A report from a World Bank study conducted in 26 states of the country released recently has indicated that about 80 per cent of businesses in the country paid bribes to government officials in 2011 to stay in business.
But the business community disagrees with the findings, even as Femi Falana, Senior Advocate of Nigeria (SAN) said it is actually the World Bank that is responsible for corruption in the country.
According to the report - World Bank's 2011 report on investment climate in Nigeria - one-third of micro-enterprises agreed that "informal payments/gifts to government officials" were common occurrences, suggesting that registered firms deal more with such requests for bribes.
Only 20 per cent of micro-enterprise firms reported to have had foreknowledge of the amount of money required to "get things done," a situation that means the informal payments are sudden and unplanned for.
These informal payments/gifts, the report went on, represented approximately 1.2 per cent of annual sales for all micro-enterprises. It added, too, that micro-enterprises dealing in government contracts were expected to pay approximately 4.3 per cent of the value of contracts that they were hoping to secure.

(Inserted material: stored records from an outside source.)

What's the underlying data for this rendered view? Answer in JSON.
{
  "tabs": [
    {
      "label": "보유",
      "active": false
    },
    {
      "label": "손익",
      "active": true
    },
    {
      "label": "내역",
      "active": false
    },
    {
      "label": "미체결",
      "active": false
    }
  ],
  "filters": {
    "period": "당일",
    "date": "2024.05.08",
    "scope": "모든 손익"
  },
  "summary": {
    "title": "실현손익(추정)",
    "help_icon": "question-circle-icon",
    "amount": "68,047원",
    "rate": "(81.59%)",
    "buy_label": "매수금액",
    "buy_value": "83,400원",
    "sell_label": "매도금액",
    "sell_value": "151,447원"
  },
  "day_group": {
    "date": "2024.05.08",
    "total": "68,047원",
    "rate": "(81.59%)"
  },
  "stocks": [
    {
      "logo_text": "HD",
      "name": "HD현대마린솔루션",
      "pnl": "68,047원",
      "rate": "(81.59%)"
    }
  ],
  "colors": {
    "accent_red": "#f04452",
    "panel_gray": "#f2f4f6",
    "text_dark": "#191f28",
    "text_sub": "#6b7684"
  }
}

Manufactured goods attracted larger bribes (6.7 per cent) than those for small services (3.9 per cent). However, firms in the formal sector obviously spent more on corruption, as 47 per cent of formal firms claimed that informal gifts/payments were commonplace in comparison to 33 per cent for micro-enterprises.
Also, the report stated that micro-enterprises have a greater mistrust of institutions than formal firms. It said 63 per cent of formal sector firms and 72 per cent of micro-enterprises reported that the application of laws was not consistent and predictable; and that 41 per cent of formal firms and 20 per cent of micro-enterprises reported that they had advance knowledge of informal payments/gifts.
The study was conducted in Adamawa, Akwa Ibom, Bayelsa, Benue, Borno, Delta, Ebonyi, Edo, Ekiti, Gombe, Imo, Jigawa, Katsina, Kebbi, Kogi, Kwara, Nassarawa, Niger, Ondo, Osun, Oyo, Plateau, Rivers, Taraba, Yobe, and Zamfara states.
But the National President of National Association of Chambers of Commerce, Industry, Mines and Agriculture (NACCIMA), Dr. Herbert Ajayi told Leadership that its members do not engage in bribery.
He said to the best of his knowledge, no business owners especially in the manufacturing sector in this nation give any bribe to Government before doing any business.
He however lamented that government has been short changing the real sector. He is angry that the various Federal Government intervention funds to the real sector (N200 billion for the Small and Medium Enterprises Credit Guarantee Schemes; N300 billion for power and airline intervention fund; N200 billion, restructuring and refinancing facility, and N200 billion commercial agricultural credit scheme, among others) are yet to be fully implemented.
The vice-president of the National Association of Small Scale Industrialists (NASSI), Mr. Duro Kuteyi, however declined comment on the issue stating that he does not have direct business dealing with the government and so cannot respond.
A contractor who spoke with Leadership however contradicted the NACCIMA boss. He laments that for two years he could not get a job directly as he had to buy jobs from people who front for government officials. According to him, up to 10 per cent of the value of the job had to be paid upfront before he could get the job.
He explained that this has been a major contributor to the shoddy jobs being done by contractors in the country. He stated that this has also kept honest foreign businessmen from investing in Nigeria. "A friend of mine who came from UK came here to start a travel agency and he was told to pay some amount, a form of bribe before his company could be licenced. He could not tell that to his boss back in the UK so the business just went back to where it came from", he narrated.
Falana, while not denying there is corruption in the country, however blamed the World Bank itsself.
"Although the report may be an understatement of the rate of endemic corruption in Nigeria the World Bank has failed to trace the root cause of the menace. Hence the Bank is not prepared to suggest measures that can arrest the growing wave of corruption in the country", he said.
He said, though there was corruption in Nigeria up to the 1980s, it was not so prevalent at the time because the state funded the welfare of the majority of the people, provided social services at affordable costs and created jobs for the unemployed.
Education was virtually free while health services were affordable.